"We didn’t want to distinguish the bar with a name like The Machine Shop," says Andy. "We wanted you to think, am I going to my grandpa's basement?"
"We'll serve drinks, we'll play some music and we'll have a crowd from 10 p.m. to 2 a.m.," Andy says.
"We've got to pour drinks and bands need to play."
"Hasan signed today, he'll get the keys tomorrow and we'll open Wednesday," Andy told me Monday night.
Hasan and Andy worked together at the Elbow Room and Savoy, but this will be the first place they can truly call their own. Hasan has signed a multi-year lease, and Andy is convinced that Woodruff's can be as special as any bar he's been a part of.
"Woodruff's can succeed, grow and realistically sustain itself," says Andy. "Hasan and I know what we're good at. We want it to feel like you're coming over to our place to hang out."
It helps that landlords Bill and Sandee French have been so supportive right out of the gate.
"It's common knowledge that the Frenchs are great business people," says Andy. "We're grateful to have people with a proven track record looking out for us."

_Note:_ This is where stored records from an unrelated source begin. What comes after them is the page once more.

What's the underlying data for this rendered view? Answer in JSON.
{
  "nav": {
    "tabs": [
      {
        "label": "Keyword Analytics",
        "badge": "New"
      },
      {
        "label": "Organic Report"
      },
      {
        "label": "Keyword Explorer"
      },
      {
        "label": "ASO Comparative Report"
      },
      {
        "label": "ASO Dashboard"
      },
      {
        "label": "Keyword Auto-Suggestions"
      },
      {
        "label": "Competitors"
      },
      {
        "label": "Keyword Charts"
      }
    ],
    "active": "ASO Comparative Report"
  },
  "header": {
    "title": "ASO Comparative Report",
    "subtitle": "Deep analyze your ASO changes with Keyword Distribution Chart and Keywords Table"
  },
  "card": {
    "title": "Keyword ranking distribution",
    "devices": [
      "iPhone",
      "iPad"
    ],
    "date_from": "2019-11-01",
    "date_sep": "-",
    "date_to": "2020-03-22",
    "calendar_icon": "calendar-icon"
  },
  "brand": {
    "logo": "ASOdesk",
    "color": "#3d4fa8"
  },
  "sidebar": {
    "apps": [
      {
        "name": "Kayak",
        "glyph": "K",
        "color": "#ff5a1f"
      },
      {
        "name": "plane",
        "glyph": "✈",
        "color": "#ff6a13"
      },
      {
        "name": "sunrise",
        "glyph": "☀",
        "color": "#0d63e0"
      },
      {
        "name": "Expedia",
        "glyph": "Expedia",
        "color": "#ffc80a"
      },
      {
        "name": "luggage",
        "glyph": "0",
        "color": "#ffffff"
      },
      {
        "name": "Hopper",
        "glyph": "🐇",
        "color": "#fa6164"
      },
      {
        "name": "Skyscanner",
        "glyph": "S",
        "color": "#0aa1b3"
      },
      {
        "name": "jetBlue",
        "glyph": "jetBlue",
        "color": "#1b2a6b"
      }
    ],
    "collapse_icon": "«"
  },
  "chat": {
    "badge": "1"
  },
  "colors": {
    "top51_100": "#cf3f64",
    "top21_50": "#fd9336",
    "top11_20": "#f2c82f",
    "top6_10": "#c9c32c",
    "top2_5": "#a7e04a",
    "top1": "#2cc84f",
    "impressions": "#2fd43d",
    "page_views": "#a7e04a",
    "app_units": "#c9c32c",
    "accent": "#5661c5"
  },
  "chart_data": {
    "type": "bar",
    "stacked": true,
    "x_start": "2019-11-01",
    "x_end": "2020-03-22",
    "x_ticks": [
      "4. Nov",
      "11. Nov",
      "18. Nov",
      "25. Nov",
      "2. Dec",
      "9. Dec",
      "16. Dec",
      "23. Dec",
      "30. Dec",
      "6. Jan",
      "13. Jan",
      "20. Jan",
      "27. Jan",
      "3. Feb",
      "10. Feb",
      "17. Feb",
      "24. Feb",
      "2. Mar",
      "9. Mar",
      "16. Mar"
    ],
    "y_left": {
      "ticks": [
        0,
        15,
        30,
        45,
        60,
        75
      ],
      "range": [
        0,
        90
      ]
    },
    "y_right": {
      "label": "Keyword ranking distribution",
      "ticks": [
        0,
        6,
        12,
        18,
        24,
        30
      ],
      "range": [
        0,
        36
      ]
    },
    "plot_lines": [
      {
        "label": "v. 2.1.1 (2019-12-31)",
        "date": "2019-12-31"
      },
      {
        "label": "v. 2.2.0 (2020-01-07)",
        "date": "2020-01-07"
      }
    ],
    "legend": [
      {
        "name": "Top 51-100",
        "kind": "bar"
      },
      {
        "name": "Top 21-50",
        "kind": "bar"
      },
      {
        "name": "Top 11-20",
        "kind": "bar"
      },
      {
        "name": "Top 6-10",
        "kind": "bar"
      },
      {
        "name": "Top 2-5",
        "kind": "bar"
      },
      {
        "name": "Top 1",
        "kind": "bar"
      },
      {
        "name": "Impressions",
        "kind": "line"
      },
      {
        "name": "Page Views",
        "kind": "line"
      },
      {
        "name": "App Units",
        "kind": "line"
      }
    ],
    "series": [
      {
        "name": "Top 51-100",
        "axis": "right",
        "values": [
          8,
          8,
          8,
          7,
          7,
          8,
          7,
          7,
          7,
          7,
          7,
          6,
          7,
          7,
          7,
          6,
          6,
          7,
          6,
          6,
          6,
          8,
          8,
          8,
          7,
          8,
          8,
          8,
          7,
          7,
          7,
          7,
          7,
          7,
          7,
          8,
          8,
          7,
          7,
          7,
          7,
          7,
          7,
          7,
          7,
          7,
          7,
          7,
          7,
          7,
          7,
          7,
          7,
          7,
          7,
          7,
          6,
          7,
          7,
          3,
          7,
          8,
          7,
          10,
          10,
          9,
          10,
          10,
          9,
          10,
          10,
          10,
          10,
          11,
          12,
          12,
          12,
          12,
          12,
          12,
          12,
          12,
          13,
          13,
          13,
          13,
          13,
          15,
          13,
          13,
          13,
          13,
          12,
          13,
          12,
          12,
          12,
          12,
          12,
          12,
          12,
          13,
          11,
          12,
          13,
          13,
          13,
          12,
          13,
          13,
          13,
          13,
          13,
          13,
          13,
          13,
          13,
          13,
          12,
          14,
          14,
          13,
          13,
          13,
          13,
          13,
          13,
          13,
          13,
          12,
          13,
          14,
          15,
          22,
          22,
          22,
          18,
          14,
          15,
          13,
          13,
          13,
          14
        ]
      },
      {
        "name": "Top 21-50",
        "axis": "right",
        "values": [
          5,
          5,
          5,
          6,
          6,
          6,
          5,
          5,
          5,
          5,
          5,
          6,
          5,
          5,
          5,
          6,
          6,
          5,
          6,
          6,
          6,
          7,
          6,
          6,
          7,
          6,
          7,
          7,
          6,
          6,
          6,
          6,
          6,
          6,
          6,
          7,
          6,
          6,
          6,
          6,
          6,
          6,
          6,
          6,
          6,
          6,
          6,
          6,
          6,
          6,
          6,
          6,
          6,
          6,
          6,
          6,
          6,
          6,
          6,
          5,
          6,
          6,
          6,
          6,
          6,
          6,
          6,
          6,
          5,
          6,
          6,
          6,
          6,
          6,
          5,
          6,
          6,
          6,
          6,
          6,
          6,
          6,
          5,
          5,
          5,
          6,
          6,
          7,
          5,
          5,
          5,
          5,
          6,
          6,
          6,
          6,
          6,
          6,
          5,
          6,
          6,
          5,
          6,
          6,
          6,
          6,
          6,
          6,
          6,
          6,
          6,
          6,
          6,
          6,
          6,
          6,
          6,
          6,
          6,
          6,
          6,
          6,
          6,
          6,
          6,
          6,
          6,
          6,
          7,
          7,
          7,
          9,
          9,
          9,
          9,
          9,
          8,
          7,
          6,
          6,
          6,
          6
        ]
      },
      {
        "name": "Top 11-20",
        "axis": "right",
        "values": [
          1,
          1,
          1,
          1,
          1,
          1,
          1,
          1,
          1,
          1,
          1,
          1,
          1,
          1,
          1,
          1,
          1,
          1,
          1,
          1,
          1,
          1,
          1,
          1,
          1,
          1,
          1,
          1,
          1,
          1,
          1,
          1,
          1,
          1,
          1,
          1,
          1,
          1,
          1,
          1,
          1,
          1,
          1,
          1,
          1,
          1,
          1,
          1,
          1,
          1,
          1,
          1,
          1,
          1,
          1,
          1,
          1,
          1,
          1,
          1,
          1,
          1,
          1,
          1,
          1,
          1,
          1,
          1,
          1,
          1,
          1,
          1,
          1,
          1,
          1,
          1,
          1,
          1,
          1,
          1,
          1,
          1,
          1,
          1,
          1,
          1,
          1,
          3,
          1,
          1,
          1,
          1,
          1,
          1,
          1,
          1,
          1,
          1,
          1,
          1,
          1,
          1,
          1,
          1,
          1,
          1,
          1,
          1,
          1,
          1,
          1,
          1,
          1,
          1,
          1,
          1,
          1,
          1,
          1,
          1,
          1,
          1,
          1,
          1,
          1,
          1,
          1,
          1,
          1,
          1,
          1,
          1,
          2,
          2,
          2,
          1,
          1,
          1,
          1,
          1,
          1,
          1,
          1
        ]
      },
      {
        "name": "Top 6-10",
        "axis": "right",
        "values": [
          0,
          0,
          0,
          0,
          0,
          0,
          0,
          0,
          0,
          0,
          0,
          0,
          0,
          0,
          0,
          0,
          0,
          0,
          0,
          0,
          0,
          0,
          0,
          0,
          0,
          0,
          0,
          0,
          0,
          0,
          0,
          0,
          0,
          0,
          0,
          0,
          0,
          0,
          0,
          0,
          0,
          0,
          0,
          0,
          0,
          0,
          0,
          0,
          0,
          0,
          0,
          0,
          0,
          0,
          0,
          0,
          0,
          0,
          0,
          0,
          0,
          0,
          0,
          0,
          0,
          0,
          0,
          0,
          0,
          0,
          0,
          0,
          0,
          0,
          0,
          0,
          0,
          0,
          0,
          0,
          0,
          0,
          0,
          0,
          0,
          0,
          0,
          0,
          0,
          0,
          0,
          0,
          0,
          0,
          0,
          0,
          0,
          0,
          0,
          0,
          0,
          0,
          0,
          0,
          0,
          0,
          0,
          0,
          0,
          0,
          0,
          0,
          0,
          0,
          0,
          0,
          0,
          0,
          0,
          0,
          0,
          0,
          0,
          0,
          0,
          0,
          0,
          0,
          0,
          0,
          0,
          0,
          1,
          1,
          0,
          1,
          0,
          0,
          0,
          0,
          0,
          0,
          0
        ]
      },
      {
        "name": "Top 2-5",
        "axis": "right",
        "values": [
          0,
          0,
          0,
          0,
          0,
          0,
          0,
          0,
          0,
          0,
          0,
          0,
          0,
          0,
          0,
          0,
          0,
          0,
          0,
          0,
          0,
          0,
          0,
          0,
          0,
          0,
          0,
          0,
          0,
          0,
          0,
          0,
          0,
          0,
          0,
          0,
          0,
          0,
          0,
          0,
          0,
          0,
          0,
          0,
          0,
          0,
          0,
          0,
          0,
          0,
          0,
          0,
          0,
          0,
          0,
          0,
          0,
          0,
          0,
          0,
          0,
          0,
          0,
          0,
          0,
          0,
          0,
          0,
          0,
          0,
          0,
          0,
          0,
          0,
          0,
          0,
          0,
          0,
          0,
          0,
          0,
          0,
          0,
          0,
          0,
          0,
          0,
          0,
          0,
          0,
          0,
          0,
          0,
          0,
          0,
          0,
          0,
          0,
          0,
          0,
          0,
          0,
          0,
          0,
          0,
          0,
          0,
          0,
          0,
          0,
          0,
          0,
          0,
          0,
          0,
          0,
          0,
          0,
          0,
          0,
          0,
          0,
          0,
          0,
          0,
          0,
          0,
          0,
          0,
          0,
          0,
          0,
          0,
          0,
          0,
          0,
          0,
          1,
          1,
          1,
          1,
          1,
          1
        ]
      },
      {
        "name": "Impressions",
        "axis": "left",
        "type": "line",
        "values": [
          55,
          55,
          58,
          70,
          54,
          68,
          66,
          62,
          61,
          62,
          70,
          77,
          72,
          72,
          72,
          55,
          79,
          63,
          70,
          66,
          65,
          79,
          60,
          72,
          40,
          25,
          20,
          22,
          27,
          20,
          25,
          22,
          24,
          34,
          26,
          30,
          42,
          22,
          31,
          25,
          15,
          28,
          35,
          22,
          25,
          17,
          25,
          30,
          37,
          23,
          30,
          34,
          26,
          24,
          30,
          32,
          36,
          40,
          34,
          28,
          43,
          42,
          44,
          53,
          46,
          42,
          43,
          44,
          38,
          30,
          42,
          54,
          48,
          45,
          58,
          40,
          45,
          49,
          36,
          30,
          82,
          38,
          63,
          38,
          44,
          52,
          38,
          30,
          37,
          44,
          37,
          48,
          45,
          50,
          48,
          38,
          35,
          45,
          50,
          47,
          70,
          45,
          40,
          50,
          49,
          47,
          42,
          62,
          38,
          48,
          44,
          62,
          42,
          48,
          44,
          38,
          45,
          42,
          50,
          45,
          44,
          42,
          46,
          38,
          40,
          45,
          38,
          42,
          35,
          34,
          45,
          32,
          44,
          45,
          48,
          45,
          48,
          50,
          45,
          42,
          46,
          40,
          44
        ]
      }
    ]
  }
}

The plan is to focus on the 10 p.m. to 2 a.m. crowd and develop the restaurant side of Woodruff's. They'll serve simple items in the beginning and work towards a menu that can be sustained.
"Simple street cart food done well," says Andy. "It won't be a big menu but we'll have items that people will love."
Hasan, Andy and a dedicated crew of volunteers worked all day Tuesday and will be plugging away all day today to prepare for the grand opening. Three bands have been all over Facebook promoting the event (Derby Mama, Ben Daniels' Band and Buttonsphere) so Hasan, Andy and company better be ready to hit the ground running.
"A lot of things won't be ready on Wednesday," says Garris, "but we'll be open. We've got to pour drinks and bands need to play."
Oh, and about that other stuff: I'm not going to write about the Elbow Room, and I'm not going to write about Savoy. I count Andy and Hasan among my friends. We've shared details of each other's lives, bitched, laughed, been angry and been sad in each other's company, and I'm pretty sure I've even seen their butts at some point. If you want to know about the Elbow Room and Savoy, there are real AnnArbor.com reporters on the case.
Richard Retyi writes the bi-weekly-ish column Lie to Your Cats About Santa as well as contributing to the blog In Bed By Eleven with area celebrity Jordan Miller. Read his back issues of AnnArbor.com here (there's a story about kickball in there somewhere), email him at firstname.lastname@example.org OR follow him on Twitter at twitter.com/richretyi.